Ever since the Forward began publishing stories in December detailing allegations by former students that they were abused by rabbis at Yeshiva University High School for Boys, a certain trope has been voiced by Y.U.’s defenders. It goes something like this: The alleged incidents occurred as long as three decades ago. They are, if not ancient history, then certainly from another time when behaviorial mores were different, when religious authority was more absolute, when acts that are deemed offensive now were more acceptable.
As Gary Rosenblatt, editor and publisher of the New York Jewish Week, asked in a recent column, “is it fair to apply many current standards of behavior, at a time when a teacher touching a student can be grounds for disciplinary action, to an era when it was not unusual for European-born yeshiva high school rebbes to slap or even hit boys, who tended to take such actions in stride?”
But the Y.U. rabbis weren’t accused of Jewish-style corporal punishment, loathsome though that might be. George Finkelstein was accused of repeatedly wrestling with students in his home and office, pinning them down so tightly that many reported feeling his erect penis on their bodies. Macy Gordon was accused of sodomizing two students in their dorm rooms. This doesn’t amount to a slap to the cheek; it’s an assault to the body. To minimize these allegations is both inaccurate and hugely unfair to those who say they were victimized.
The 20 or so men who have told their stories to our Paul Berger have done so at great personal effort. Many have spoken of the deep psychological and emotional pain it has caused them and the effect that such an abuse of power and trust has had on their relationship with their families and their relationship to Judaism. This is the consequence of child abuse — the pain can stay dormant for years, unnamed and unrecognized but still real and damaging, and often not expressed until decades later.
That very act of denial — by both the victims and, it seems, by the Y.U. authorities — has led to more pain. As the Forward reports, because Finkelstein was allowed to quietly leave Y.U., he appears to have continued his inappropriate behavior when he was a dean at a Jewish day school in Florida and then a director of a prominent synagogue in Jerusalem. The last documented allegation dates back only to 2009. Hardly another era.
This is why it is so necessary to extend or eliminate the restrictive statute of limitations for child sexual abuse. Margaret Markey, a member of the New York State Assembly, has tried for eight years to reform the legal system and is trying again. Her bill to eliminate the statute altogether and allow a one-year window for old civil cases will be the subject of a March 8 public hearing. “We are particularly interested in hearing about research that clearly demonstrates why so many victims of abuse do not come to grips with the abuse they have suffered until later in life, long after the current law permits them to come forward, and long after their abusers and those who hide them can be identified and punished,” she said in a statement.

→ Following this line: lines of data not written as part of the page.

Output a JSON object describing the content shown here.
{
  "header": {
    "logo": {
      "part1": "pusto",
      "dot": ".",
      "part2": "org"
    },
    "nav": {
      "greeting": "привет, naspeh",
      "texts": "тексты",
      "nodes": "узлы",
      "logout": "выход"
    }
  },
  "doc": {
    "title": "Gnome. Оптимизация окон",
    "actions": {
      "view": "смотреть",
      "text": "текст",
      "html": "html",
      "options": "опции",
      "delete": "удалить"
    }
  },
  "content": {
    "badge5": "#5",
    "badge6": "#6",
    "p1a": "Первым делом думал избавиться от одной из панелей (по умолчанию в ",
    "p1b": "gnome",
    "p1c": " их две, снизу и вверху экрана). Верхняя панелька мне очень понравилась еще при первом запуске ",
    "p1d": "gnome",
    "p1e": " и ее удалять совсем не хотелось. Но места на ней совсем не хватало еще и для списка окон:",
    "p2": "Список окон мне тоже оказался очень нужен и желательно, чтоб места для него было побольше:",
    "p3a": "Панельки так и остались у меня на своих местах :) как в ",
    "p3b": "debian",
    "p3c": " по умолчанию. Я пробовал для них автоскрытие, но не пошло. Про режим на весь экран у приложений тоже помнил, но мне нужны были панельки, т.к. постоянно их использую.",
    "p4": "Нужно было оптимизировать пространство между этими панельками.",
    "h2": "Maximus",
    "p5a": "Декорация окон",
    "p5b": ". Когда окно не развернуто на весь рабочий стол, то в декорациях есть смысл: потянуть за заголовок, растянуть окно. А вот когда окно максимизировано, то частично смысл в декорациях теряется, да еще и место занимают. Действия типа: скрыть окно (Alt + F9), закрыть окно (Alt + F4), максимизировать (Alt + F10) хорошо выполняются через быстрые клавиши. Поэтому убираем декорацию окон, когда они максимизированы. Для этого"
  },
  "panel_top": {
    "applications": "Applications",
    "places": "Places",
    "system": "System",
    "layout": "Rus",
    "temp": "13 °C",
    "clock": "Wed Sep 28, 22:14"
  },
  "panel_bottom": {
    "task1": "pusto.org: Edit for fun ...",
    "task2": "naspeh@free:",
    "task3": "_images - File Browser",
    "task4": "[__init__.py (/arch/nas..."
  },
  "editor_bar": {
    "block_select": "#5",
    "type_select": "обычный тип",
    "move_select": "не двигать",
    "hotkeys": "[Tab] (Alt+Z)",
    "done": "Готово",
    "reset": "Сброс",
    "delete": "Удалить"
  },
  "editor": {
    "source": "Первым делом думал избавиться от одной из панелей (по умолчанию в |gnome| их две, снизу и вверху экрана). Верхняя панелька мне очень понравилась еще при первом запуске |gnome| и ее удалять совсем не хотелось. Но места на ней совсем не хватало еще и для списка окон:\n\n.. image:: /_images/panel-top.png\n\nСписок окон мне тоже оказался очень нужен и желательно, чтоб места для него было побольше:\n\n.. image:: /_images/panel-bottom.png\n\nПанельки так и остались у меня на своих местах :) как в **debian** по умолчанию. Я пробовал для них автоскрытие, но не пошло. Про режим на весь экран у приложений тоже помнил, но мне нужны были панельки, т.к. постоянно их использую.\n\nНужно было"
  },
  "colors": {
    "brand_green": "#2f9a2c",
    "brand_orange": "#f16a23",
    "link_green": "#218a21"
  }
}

Only by bravely and honestly confronting the past can victims achieve some sense of justice and the accused have the opportunity to clear their good names. Finkelstein and Gordon have denied the charges levied against them; only a thoroughly independent investigation can arrive at the truth. The university promised in December that a law firm it has retained is pursuing such a probe, though now, more than two months later, there is still no word on when the work will finish or if it will ever be made public.
To dismiss this story because it began decades ago is to ignore the brutal fact that it continues today. It continues to haunt the victims, to trail the accused and to muddy the reputation of a respected Jewish institution that was supposed to prioritize care for its students above all else.